→ What is needed
Lines with the word "type" in them are the ones to copy from the records.

□ □ □

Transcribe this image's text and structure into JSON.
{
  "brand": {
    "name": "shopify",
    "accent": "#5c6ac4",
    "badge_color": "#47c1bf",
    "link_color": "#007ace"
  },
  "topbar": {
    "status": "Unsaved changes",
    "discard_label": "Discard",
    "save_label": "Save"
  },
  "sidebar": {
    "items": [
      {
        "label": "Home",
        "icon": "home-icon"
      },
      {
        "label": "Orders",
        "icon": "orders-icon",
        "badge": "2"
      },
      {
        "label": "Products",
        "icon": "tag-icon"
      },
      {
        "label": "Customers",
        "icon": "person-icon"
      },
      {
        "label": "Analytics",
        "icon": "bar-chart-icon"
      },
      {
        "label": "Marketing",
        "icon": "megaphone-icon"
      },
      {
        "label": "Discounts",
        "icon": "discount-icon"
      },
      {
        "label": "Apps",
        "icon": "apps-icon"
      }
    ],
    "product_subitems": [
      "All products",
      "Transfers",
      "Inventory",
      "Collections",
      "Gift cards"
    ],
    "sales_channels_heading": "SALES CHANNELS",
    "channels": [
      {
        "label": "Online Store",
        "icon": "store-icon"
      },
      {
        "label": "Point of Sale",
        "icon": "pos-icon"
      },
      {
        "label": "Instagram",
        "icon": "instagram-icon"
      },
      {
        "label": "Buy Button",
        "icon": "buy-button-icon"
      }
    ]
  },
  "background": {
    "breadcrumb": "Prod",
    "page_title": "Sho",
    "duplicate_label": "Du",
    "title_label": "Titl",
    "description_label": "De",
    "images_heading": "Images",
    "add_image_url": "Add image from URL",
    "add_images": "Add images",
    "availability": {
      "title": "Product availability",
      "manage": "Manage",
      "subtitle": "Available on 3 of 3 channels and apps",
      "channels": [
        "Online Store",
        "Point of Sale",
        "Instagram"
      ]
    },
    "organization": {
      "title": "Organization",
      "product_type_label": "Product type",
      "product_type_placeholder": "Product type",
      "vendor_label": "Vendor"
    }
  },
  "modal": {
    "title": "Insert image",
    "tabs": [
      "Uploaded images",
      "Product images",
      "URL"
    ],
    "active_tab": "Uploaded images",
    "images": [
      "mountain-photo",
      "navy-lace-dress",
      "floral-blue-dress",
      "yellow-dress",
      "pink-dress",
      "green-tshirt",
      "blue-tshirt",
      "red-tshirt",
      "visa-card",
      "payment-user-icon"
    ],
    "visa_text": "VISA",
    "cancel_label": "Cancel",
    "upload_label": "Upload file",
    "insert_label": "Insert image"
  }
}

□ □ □

→ Response below
      "product_type_label": "Product type",
      "product_type_placeholder": "Product type",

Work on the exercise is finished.